Befriending Compassion Fatigue Series

Professional Group Track Learning Guide

Lesson One: Burnout

Directions:

-The first step is ACT ONE. This interactive form section will give you an opportunity to delve deeply into the concepts behind our lesson and reflect on how they connect to your life and your role as caregiver. A critical element for the success of an ACT Learning Group is to provide some time and space for personal reflection and journaling.

-After completing this step, ACT TWO is a period of group discussion and reflection. All participants must be given a safe space to express themselves during this time. This portion of the interactive form is filled out with insights gained from your community exploration.

-Next, your group will move on to ACT THREE, the Best Practicesreal-world habits, ways of thinking, or behaving that can increase personal well-being. Goals to incorporate best practice suggestions can be made on the group or individual level and support systems can be developed during this time.

ACT Step One: Individual Reflection

Completed forms may be printed out by pressing CTRL button + P (Windows) or CMD button + P (Mac).

By submitting this form you are agreeing to contribute to our national research project. All information will be used anonymously.

ACT Step Two: Group Discussion

1. “The up side to behaviors like the Silencing Response is that they act as smoke detectors to warn us of the need for action before the fire of Compassion Fatigue gets out of control. When we use this warning to motivate an investment in extreme self-care and some good trauma therapy we can begin to recover, both for ourselves and those we serve.” –Jan Spillman

2. “It is important to become aware of the times you are truly connected, the times you are listening to the story, the times you are present with the patient.” –Soul & Science Lesson

3. “Our medical model would like to make [compassion fatigue] into some sort of disease, illness, or pathological condition that needs to be fixed, eliminated, or cured in some way. What I have to say is that it is a natural part of the way we are wired to be human.” – Soul & Science Lesson

4. “Self-care is never a selfish act—it is simply good stewardship of the only gift I was put on earth to offer others.”-Parker Palmer

Completed forms may be printed out by pressing CTRL button + P (Windows) or CMD button + P (Mac).

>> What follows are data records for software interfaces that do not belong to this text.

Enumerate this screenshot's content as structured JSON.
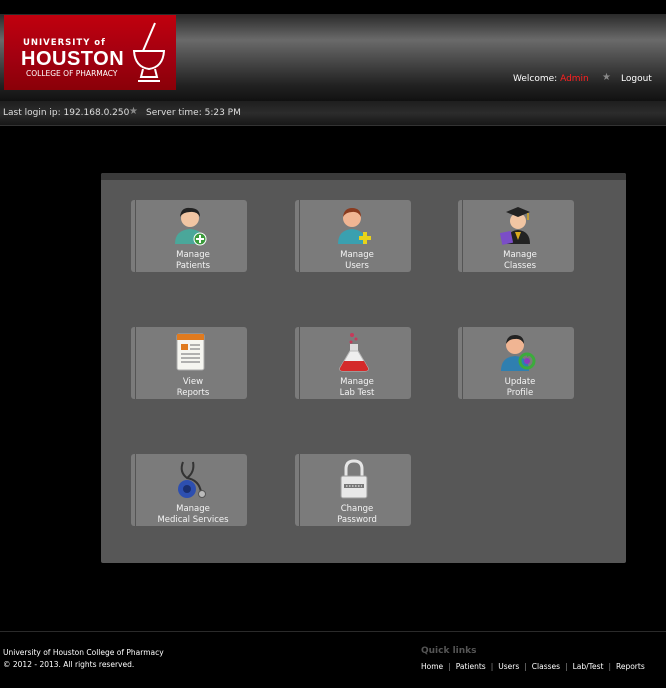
{
  "header": {
    "logo": {
      "line1": "UNIVERSITY of",
      "line2": "HOUSTON",
      "line3": "COLLEGE OF PHARMACY"
    },
    "welcome_label": "Welcome:",
    "user_name": "Admin",
    "logout_label": "Logout",
    "accent_color": "#ff2020"
  },
  "infobar": {
    "last_login": "Last login ip: 192.168.0.250",
    "server_time": "Server time: 5:23 PM"
  },
  "tiles": [
    {
      "line1": "Manage",
      "line2": "Patients",
      "icon": "patient-icon"
    },
    {
      "line1": "Manage",
      "line2": "Users",
      "icon": "user-add-icon"
    },
    {
      "line1": "Manage",
      "line2": "Classes",
      "icon": "graduate-icon"
    },
    {
      "line1": "View",
      "line2": "Reports",
      "icon": "report-icon"
    },
    {
      "line1": "Manage",
      "line2": "Lab Test",
      "icon": "flask-icon"
    },
    {
      "line1": "Update",
      "line2": "Profile",
      "icon": "profile-update-icon"
    },
    {
      "line1": "Manage",
      "line2": "Medical Services",
      "icon": "stethoscope-icon"
    },
    {
      "line1": "Change",
      "line2": "Password",
      "icon": "padlock-icon"
    }
  ],
  "footer": {
    "org": "University of Houston College of Pharmacy",
    "copyright": "© 2012 - 2013. All rights reserved.",
    "quick_links_title": "Quick links",
    "links": [
      "Home",
      "Patients",
      "Users",
      "Classes",
      "Lab/Test",
      "Reports"
    ]
  }
}
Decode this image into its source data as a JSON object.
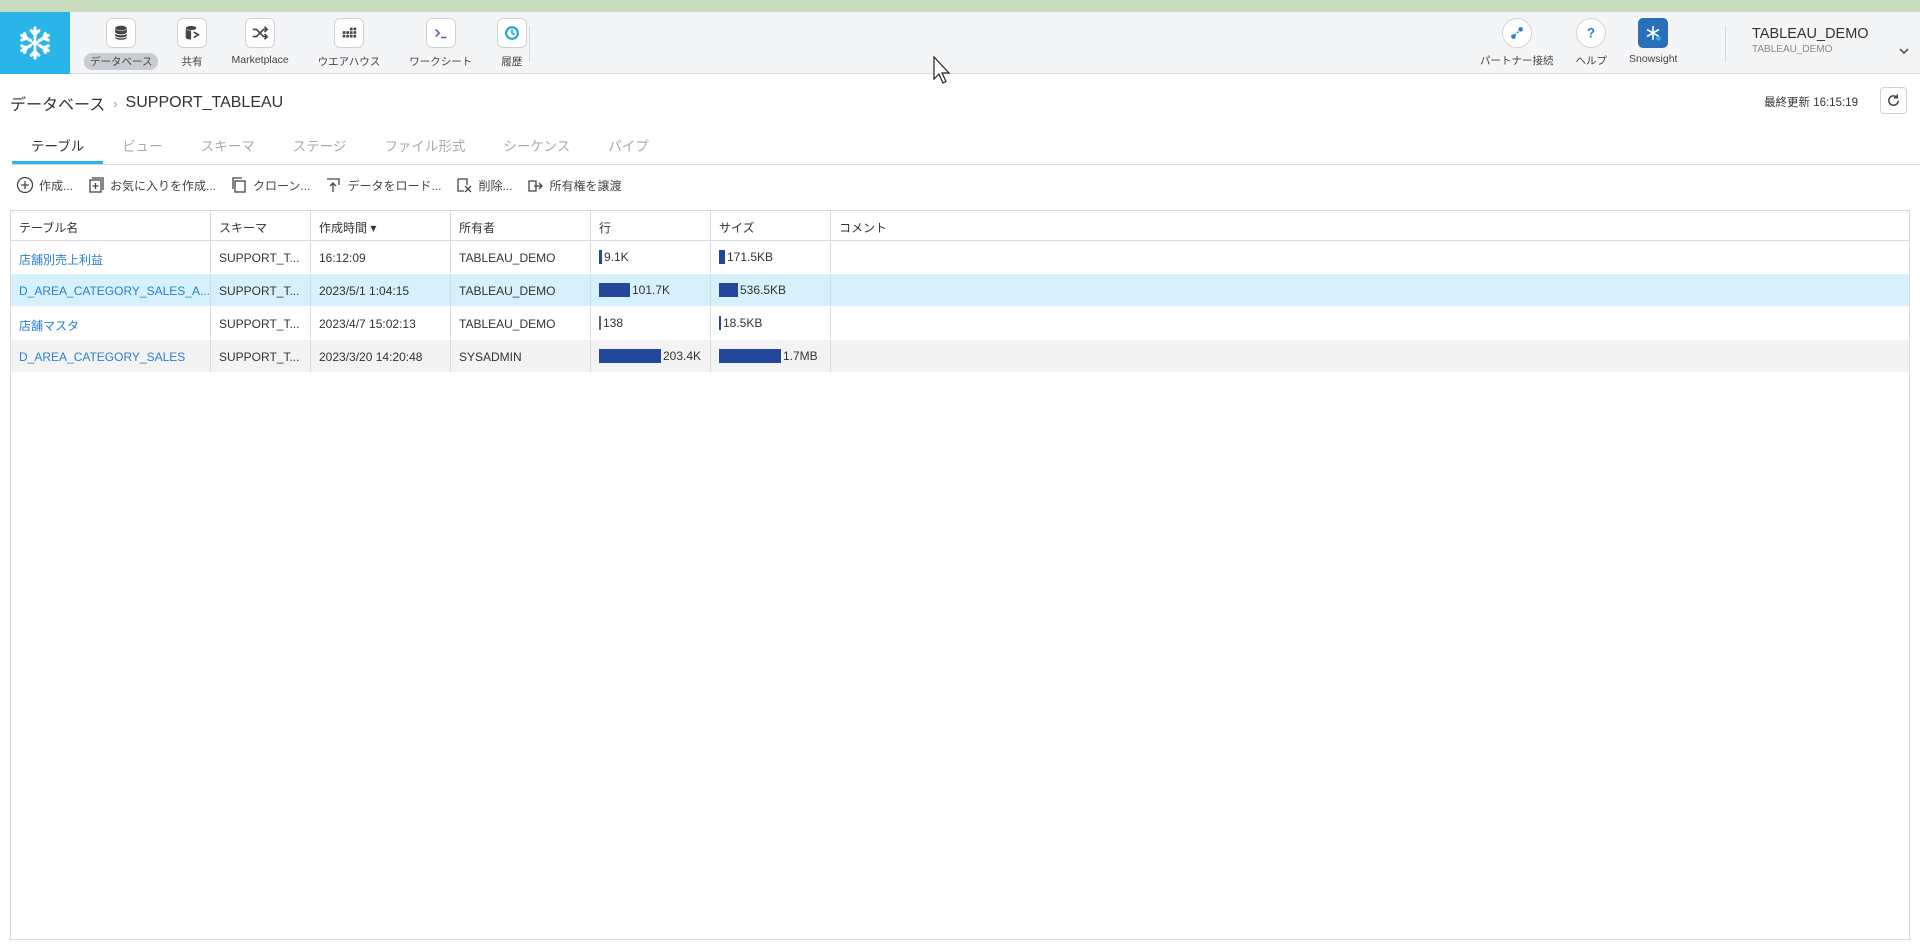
{
  "nav": {
    "items": [
      {
        "label": "データベース",
        "icon": "database-icon",
        "active": true
      },
      {
        "label": "共有",
        "icon": "shared-database-icon",
        "active": false
      },
      {
        "label": "Marketplace",
        "icon": "shuffle-icon",
        "active": false
      },
      {
        "label": "ウエアハウス",
        "icon": "warehouse-icon",
        "active": false
      },
      {
        "label": "ワークシート",
        "icon": "terminal-icon",
        "active": false
      },
      {
        "label": "履歴",
        "icon": "history-icon",
        "active": false
      }
    ]
  },
  "right_nav": {
    "partner_label": "パートナー接続",
    "help_label": "ヘルプ",
    "snowsight_label": "Snowsight"
  },
  "user": {
    "name": "TABLEAU_DEMO",
    "role": "TABLEAU_DEMO"
  },
  "breadcrumb": {
    "root": "データベース",
    "sep": "›",
    "current": "SUPPORT_TABLEAU"
  },
  "last_updated": "最終更新 16:15:19",
  "tabs": [
    {
      "label": "テーブル",
      "active": true
    },
    {
      "label": "ビュー",
      "active": false
    },
    {
      "label": "スキーマ",
      "active": false
    },
    {
      "label": "ステージ",
      "active": false
    },
    {
      "label": "ファイル形式",
      "active": false
    },
    {
      "label": "シーケンス",
      "active": false
    },
    {
      "label": "パイプ",
      "active": false
    }
  ],
  "toolbar": {
    "create": "作成...",
    "create_favorite": "お気に入りを作成...",
    "clone": "クローン...",
    "load_data": "データをロード...",
    "delete": "削除...",
    "transfer_ownership": "所有権を譲渡"
  },
  "table": {
    "headers": [
      "テーブル名",
      "スキーマ",
      "作成時間 ▾",
      "所有者",
      "行",
      "サイズ",
      "コメント"
    ],
    "rows": [
      {
        "name": "店舗別売上利益",
        "schema": "SUPPORT_T...",
        "created": "16:12:09",
        "owner": "TABLEAU_DEMO",
        "rows": "9.1K",
        "rows_fraction": 0.045,
        "size": "171.5KB",
        "size_fraction": 0.1,
        "comment": "",
        "selected": false
      },
      {
        "name": "D_AREA_CATEGORY_SALES_A...",
        "schema": "SUPPORT_T...",
        "created": "2023/5/1 1:04:15",
        "owner": "TABLEAU_DEMO",
        "rows": "101.7K",
        "rows_fraction": 0.5,
        "size": "536.5KB",
        "size_fraction": 0.31,
        "comment": "",
        "selected": true
      },
      {
        "name": "店舗マスタ",
        "schema": "SUPPORT_T...",
        "created": "2023/4/7 15:02:13",
        "owner": "TABLEAU_DEMO",
        "rows": "138",
        "rows_fraction": 0.0,
        "size": "18.5KB",
        "size_fraction": 0.01,
        "comment": "",
        "selected": false
      },
      {
        "name": "D_AREA_CATEGORY_SALES",
        "schema": "SUPPORT_T...",
        "created": "2023/3/20 14:20:48",
        "owner": "SYSADMIN",
        "rows": "203.4K",
        "rows_fraction": 1.0,
        "size": "1.7MB",
        "size_fraction": 1.0,
        "comment": "",
        "selected": false
      }
    ]
  },
  "colors": {
    "brand": "#29b5e8",
    "bar": "#23479a",
    "link": "#2a7fd4",
    "selected_row": "#d6f1fb"
  }
}
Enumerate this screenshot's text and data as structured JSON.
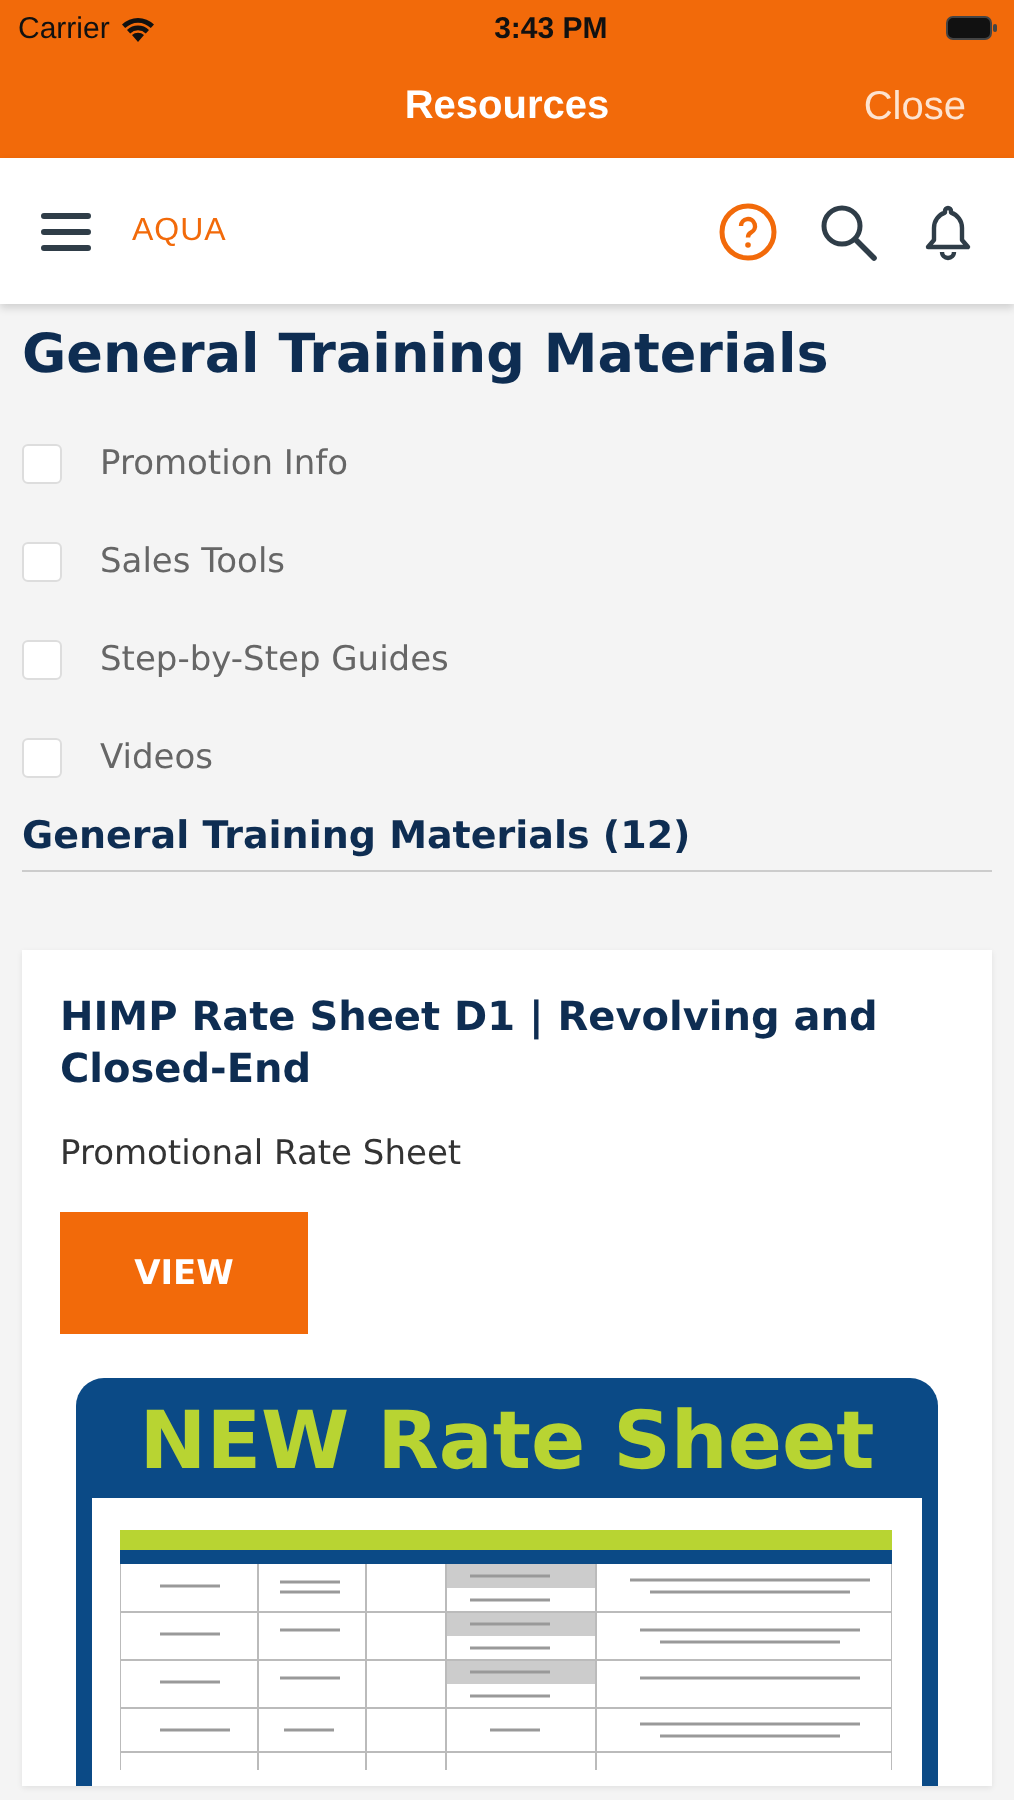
{
  "status_bar": {
    "carrier": "Carrier",
    "time": "3:43 PM"
  },
  "nav_bar": {
    "title": "Resources",
    "close": "Close"
  },
  "header": {
    "logo": "AQUA"
  },
  "section_title": "General Training Materials",
  "filters": [
    {
      "label": "Promotion Info",
      "checked": false
    },
    {
      "label": "Sales Tools",
      "checked": false
    },
    {
      "label": "Step-by-Step Guides",
      "checked": false
    },
    {
      "label": "Videos",
      "checked": false
    }
  ],
  "results_heading": "General Training Materials (12)",
  "cards": [
    {
      "title": "HIMP Rate Sheet D1 | Revolving and Closed-End",
      "subtitle": "Promotional Rate Sheet",
      "button": "VIEW",
      "preview": {
        "headline": "NEW Rate Sheet"
      }
    }
  ]
}
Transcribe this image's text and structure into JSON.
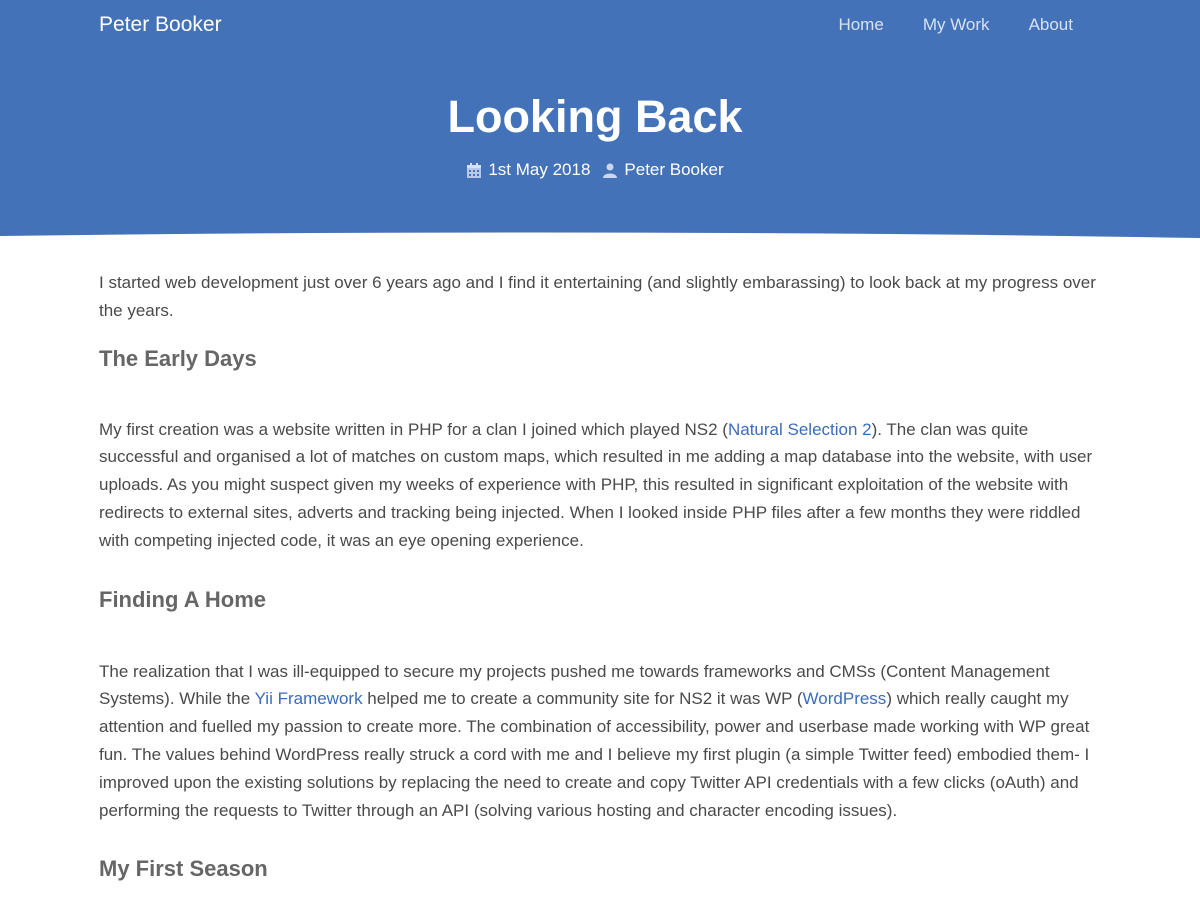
{
  "header": {
    "site_title": "Peter Booker",
    "nav": [
      "Home",
      "My Work",
      "About"
    ]
  },
  "post": {
    "title": "Looking Back",
    "date": "1st May 2018",
    "author": "Peter Booker"
  },
  "icons": {
    "date": "calendar-icon",
    "author": "user-icon"
  },
  "content": {
    "intro": "I started web development just over 6 years ago and I find it entertaining (and slightly embarassing) to look back at my progress over the years.",
    "section1": {
      "heading": "The Early Days",
      "text_before_link": "My first creation was a website written in PHP for a clan I joined which played NS2 (",
      "link": "Natural Selection 2",
      "text_after_link": "). The clan was quite successful and organised a lot of matches on custom maps, which resulted in me adding a map database into the website, with user uploads. As you might suspect given my weeks of experience with PHP, this resulted in significant exploitation of the website with redirects to external sites, adverts and tracking being injected. When I looked inside PHP files after a few months they were riddled with competing injected code, it was an eye opening experience."
    },
    "section2": {
      "heading": "Finding A Home",
      "text_1": "The realization that I was ill-equipped to secure my projects pushed me towards frameworks and CMSs (Content Management Systems). While the ",
      "link_1": "Yii Framework",
      "text_2": " helped me to create a community site for NS2 it was WP (",
      "link_2": "WordPress",
      "text_3": ") which really caught my attention and fuelled my passion to create more. The combination of accessibility, power and userbase made working with WP great fun. The values behind WordPress really struck a cord with me and I believe my first plugin (a simple Twitter feed) embodied them- I improved upon the existing solutions by replacing the need to create and copy Twitter API credentials with a few clicks (oAuth) and performing the requests to Twitter through an API (solving various hosting and character encoding issues)."
    },
    "section3": {
      "heading": "My First Season"
    }
  },
  "colors": {
    "header_bg": "#4472b8",
    "link": "#3b6cb9",
    "body_text": "#4a4a4a",
    "heading_text": "#666666"
  }
}
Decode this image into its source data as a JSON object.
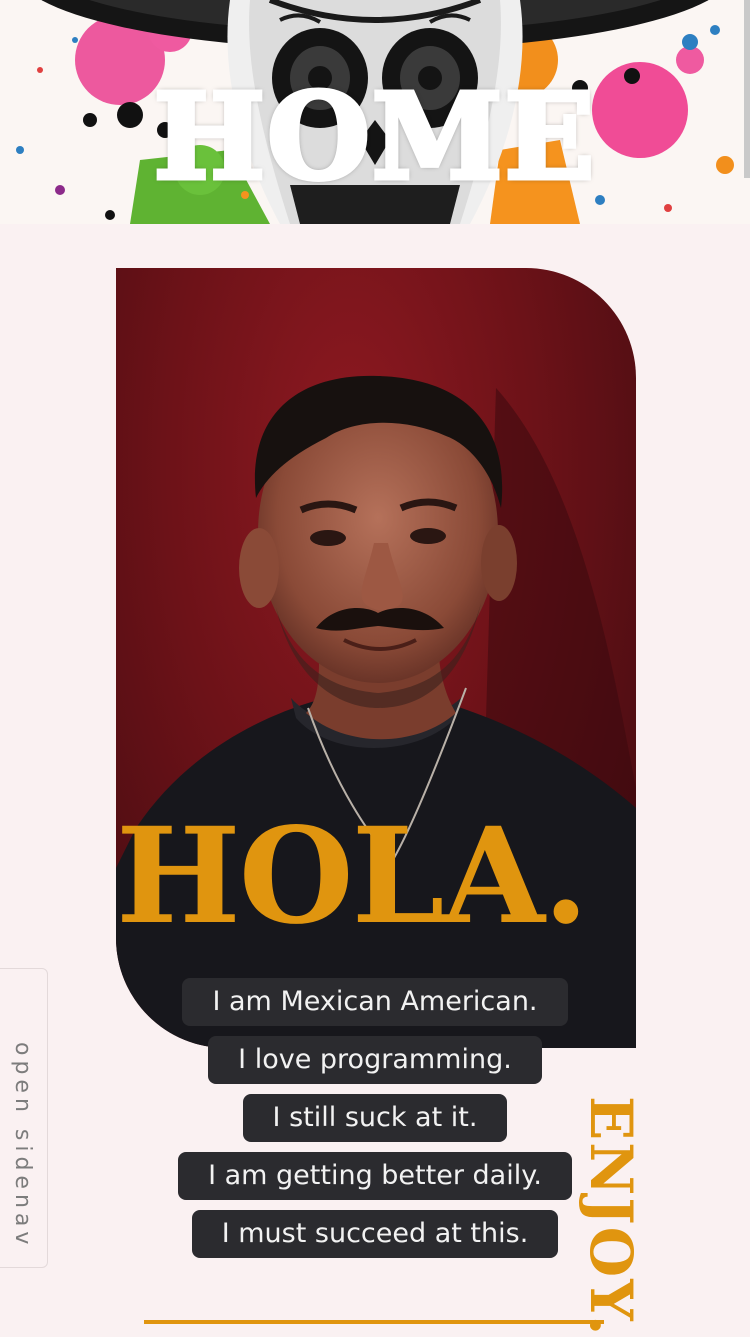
{
  "banner": {
    "title": "HOME",
    "image": "sugar-skull-paint-splatter"
  },
  "portrait": {
    "image": "portrait-photo",
    "greeting": "HOLA."
  },
  "statements": [
    "I am Mexican American.",
    "I love programming.",
    "I still suck at it.",
    "I am getting better daily.",
    "I must succeed at this."
  ],
  "sidenav": {
    "label": "open sidenav"
  },
  "footer": {
    "enjoy": "ENJOY."
  },
  "colors": {
    "accent": "#e0950f",
    "background": "#faf1f2",
    "pill": "#2b2b2f",
    "pill_text": "#f2f2f2"
  }
}
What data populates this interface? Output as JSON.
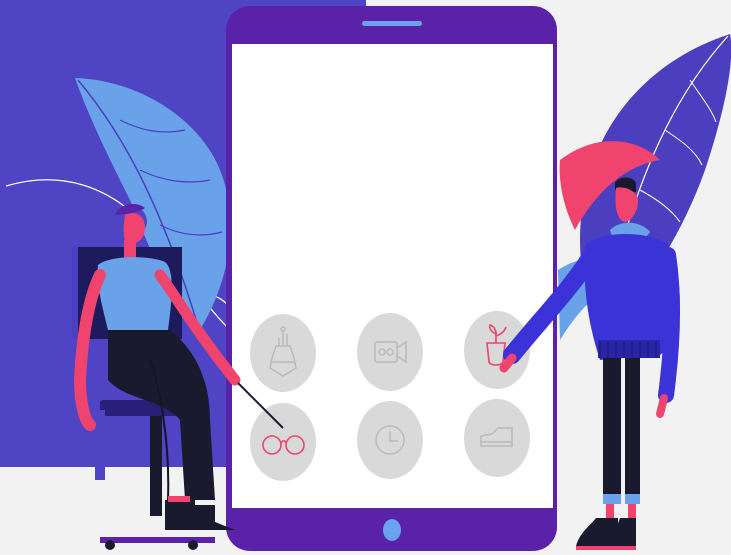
{
  "colors": {
    "background": "#f2f2f2",
    "panel": "#4f45c4",
    "phone_frame": "#5a22a8",
    "phone_screen": "#ffffff",
    "speaker": "#6aa2f0",
    "home_button": "#6aa2f0",
    "leaf_light": "#6aa2ea",
    "leaf_dark": "#4b3fc0",
    "accent_pink": "#f0446e",
    "icon_circle": "#d9d9d9",
    "icon_line": "#b9b9b9",
    "man_sweater": "#3b33d8",
    "woman_top": "#6aa2ea",
    "pants_dark": "#1a1a2e"
  },
  "app_grid": [
    {
      "icon": "vase-icon"
    },
    {
      "icon": "video-camera-icon"
    },
    {
      "icon": "plant-pot-icon"
    },
    {
      "icon": "glasses-icon"
    },
    {
      "icon": "clock-icon"
    },
    {
      "icon": "sneaker-icon"
    }
  ]
}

By submitting this form you are agreeing to contribute to our national research project. All information will be used anonymously.

ACT Step Three: Best Practices – (Choose at Least One)

Required Materials: Compassion Satisfaction/Fatigue Self-Test

1. “It is self-awareness that will tell us when we are and are not on target.”

Stop right at this moment and notice what you are feeling. Are you feeling connected and hopeful or numb and cynical? Write down the words that come to mind. Now take a moment out of your day-to-day experiences in the caregiving role and take the same assessment. Do your emotions seem to fall under the caregiver fatigue category? Are there areas that you can address with greater awareness and self-care? Record your thoughts and insights.

2. “Regulate our reactivity in the face of suffering…”

Breathe before responding. When you are about to respond or react while caregiving, take a conscious breath and leave a space to observe and regulate your emotion. That small moment will give you a chance to avoid silencing responses and seek active communication.

3. “…in our wellness, we can remain present for our patients.”

Fill out the Compassion Satisfaction/Fatigue Self-Test to assess your current state of satisfaction and fatigue. Complete this survey at least two more times over the course of a month and see how and if the results are changing. What might be bringing you more satisfaction? What might be creating more fatigue? Reflect on what is and isn’t helping you reach your goal of greater resiliency.

Closing Thought

   “But feelings can’t be ignored, no matter how unjust or ungrateful they seem.”
― Anne Frank, The Diary of a Young Girl

Additional Resources